By Natalie Kramer Anderson
I study driftwood in rivers. I have traveled to rivers and creeks in Canada, the United States, Colombia, Chile, Honduras, Mexico, Peru, Italy, and Switzerland noting the abundance, or lack thereof, of streamside wood. For the past few years, partly funded by the National Geographic Committee for Research and Exploration, I have intensively studied the transport and impacts of large amounts of driftwood on big rivers and lakes in Northern Canada, and I just published a paper on what we found.
When I speak to people about my research they always ask, “Why driftwood?” For many it seems an odd thing to study because driftwood (in rivers) isn’t something that most people notice. In fact, several perception studies have shown that throughout the world most people actually relate dead wood along stream channels with the need to restore or clean up the river channel.

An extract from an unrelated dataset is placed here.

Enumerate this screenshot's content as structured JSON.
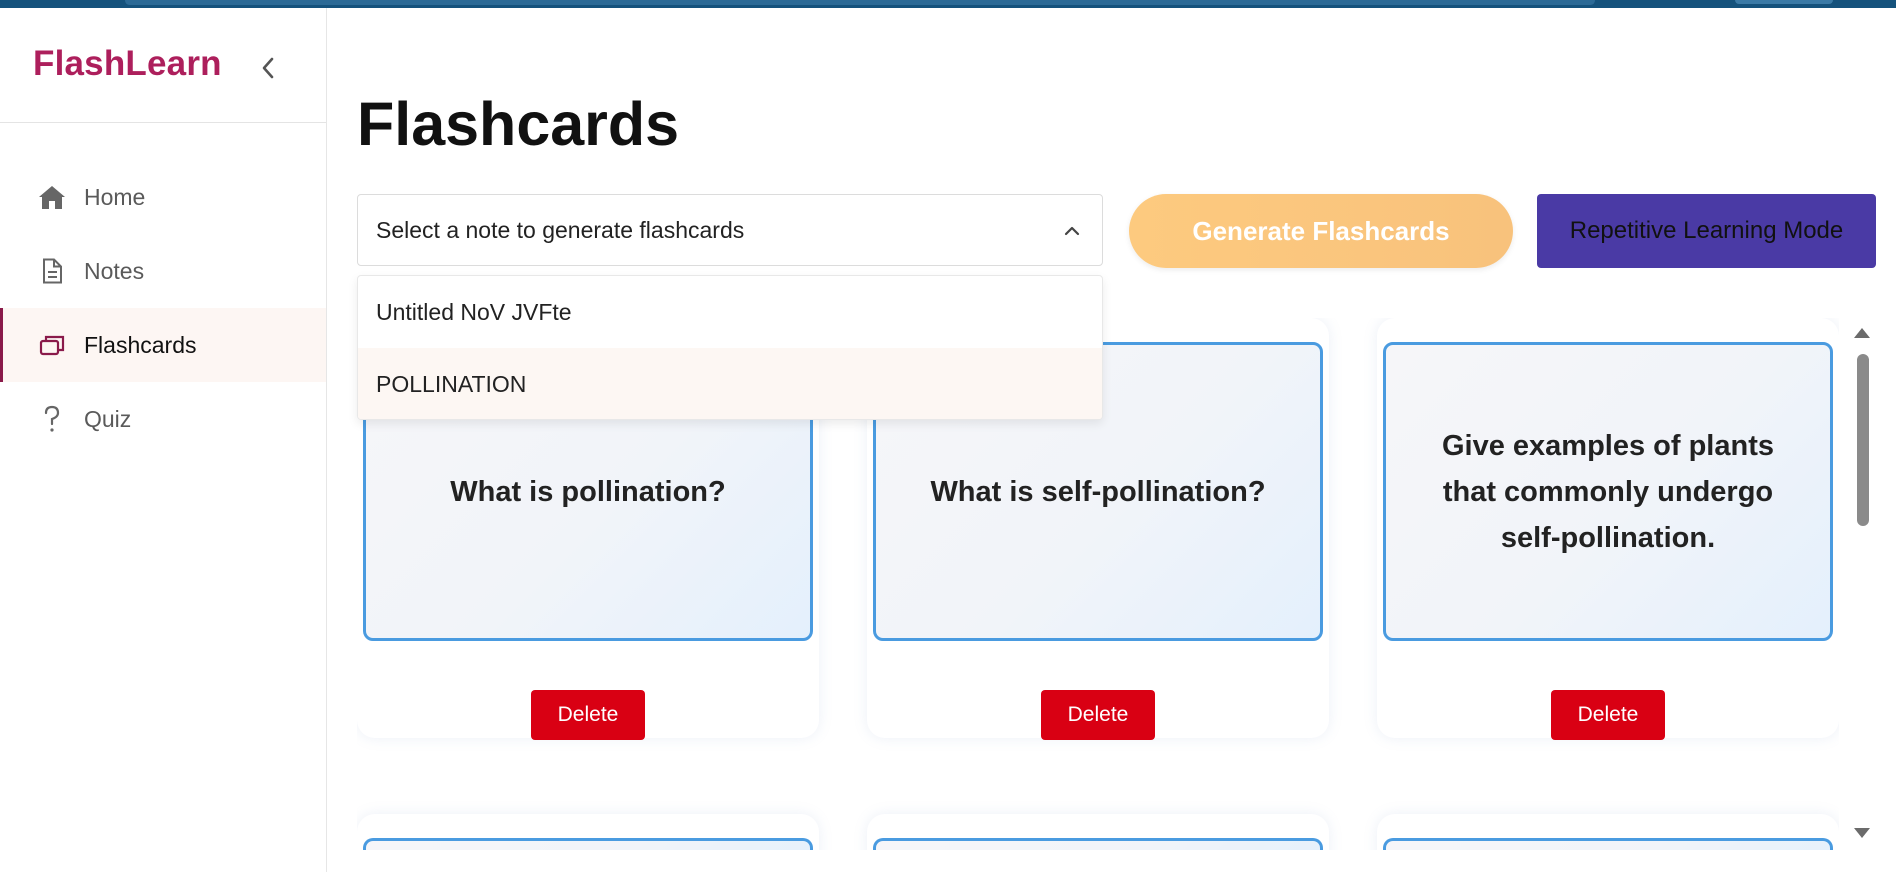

In reality, driftwood is a very important component of all natural waterscapes.
Driftwood alters the physical form of banks and shorelines, creating patchwork landscapes that support higher levels of biodiversity and ecosystem functioning than in the absence of wood.

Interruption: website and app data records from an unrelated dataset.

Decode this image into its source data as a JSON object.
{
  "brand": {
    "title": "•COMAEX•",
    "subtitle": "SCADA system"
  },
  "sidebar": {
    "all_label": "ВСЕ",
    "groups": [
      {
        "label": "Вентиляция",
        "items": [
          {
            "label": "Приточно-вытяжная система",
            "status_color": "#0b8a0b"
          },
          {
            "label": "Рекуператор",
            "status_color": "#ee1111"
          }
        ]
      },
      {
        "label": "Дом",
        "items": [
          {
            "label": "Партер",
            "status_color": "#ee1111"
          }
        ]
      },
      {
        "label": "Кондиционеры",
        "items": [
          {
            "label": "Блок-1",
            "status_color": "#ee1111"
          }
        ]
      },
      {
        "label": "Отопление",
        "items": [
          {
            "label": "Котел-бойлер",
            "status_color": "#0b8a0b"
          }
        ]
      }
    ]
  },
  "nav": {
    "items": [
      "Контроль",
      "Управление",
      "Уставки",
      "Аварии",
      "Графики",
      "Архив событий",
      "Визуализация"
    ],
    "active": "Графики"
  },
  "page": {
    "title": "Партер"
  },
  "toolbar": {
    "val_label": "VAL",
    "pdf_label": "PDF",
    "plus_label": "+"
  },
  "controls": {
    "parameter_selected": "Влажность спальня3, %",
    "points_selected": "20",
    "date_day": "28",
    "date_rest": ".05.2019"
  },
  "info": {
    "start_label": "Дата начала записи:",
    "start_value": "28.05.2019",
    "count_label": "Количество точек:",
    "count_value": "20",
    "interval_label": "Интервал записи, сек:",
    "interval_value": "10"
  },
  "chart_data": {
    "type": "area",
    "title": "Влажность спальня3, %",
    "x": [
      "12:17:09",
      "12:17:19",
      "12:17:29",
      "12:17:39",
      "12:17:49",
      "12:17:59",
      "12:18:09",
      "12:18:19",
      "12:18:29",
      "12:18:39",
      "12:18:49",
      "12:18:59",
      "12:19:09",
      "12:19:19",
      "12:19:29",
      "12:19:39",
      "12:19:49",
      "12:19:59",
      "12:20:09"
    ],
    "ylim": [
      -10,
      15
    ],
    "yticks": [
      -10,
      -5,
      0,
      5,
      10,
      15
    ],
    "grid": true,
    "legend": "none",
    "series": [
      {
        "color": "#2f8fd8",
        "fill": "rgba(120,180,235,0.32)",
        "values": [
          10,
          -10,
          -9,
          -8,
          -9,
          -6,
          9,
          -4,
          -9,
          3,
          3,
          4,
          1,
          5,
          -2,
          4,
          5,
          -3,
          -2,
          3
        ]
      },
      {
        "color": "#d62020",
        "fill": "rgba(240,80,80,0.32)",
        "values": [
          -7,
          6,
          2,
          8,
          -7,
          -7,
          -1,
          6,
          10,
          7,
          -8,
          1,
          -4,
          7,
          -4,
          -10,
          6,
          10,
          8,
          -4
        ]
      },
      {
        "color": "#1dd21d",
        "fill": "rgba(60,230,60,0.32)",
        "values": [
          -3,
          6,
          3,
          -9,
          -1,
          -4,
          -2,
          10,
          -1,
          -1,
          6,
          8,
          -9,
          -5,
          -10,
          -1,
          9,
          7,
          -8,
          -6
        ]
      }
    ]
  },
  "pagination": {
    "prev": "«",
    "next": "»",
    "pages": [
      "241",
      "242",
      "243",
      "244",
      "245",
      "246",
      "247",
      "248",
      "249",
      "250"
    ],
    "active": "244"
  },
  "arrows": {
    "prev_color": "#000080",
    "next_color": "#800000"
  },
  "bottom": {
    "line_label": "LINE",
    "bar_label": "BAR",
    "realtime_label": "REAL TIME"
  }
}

Driftwood is an important line of defense along coastal beaches against erosion by waves, which is especially important as sea levels rise.
World-wide dispersal of organisms is often attributed to rafting on wood across oceans, and sunken wood in the deep ocean supports webs of life that would otherwise not exist in such an extreme environment with no light source to fuel plant growth.
There is a striking difference in amount of driftwood and habitat quality when comparing river corridors with and without intensive development, such as dams and deforestation for agriculture.
In Colombia, South America, driftwood lines the banks along rivers, such as the Samaná, that flow through jungles left intact during guerilla warfare and is absent in nearby deforested and heavily grazed catchments. The free-flowing Rio Marañón in Peru is located in the high Andes. Despite draining a canyon with sparse vegetation, large driftwood piles accumulate on top of mid-stream gravel bars in wider and flatter sections. Both the Rio Samaná and Rio Marañón have proposed large hydropower projects that will be built within the next decade.
European rivers generally lack wood due to a long history of streamside cultivation, but many rivers are currently undergoing re-forestation due to de-settlement during and after WWII. River managers are noticing an increase downed wood, and researchers are studying the benefits to the ecology and the problems with deposition against bridge piers and other in stream structures.
In the Mississippi basin, United States, historical accounts from European settlers describe stream wood accumulations that were so massively impressive in size that it verges on unfathomable to those of us who visit the river today. One observer described a river wide raft on the Red River in Louisiana circa 1928 as:
“…not standing still, but is gradually progressing upwards, like a destroying angel, spreading desolation over a most lovely country” (D. Joseph Paxton, 1828)
Of course, the spreading desolation point is a matter of cultural opinion.
In rivers draining the mostly undammed Mackenzie basin in Canada, river rafts and landscape features associated with wood are abundant and reflect conditions that were likely more common world-wide for the last 10,000 years up to about 200 years ago. The impacts of large amounts of driftwood on waterscapes—ecological and physical—is absolutely stunning both in scale and in aesthetics which is best conveyed through imagery. Here are a few of my favorite photos from my latest field excursions to the Slave River and Great Slave Lake in the Northwest Territories, Canada.
As the world’s last free flowing rivers are rapidly dammed for hydropower, I wonder: how will diminishing transport of driftwood impact the biodiversity of river corridors and marine environments? How much more at risk are wood-depleted coastlines from erosion associated with sea level rise and extreme weather? And, what impact will wood depletion have on freshwater and marine fisheries?
My work has been funded by the National Geographic Committee for Research and Exploration, the Geological Society of America, Chuck Blyth, and the Warner College of Natural Resources, Colorado State University.
Suddenly hooked on driftwood? We’ve got you covered: Additional Reading.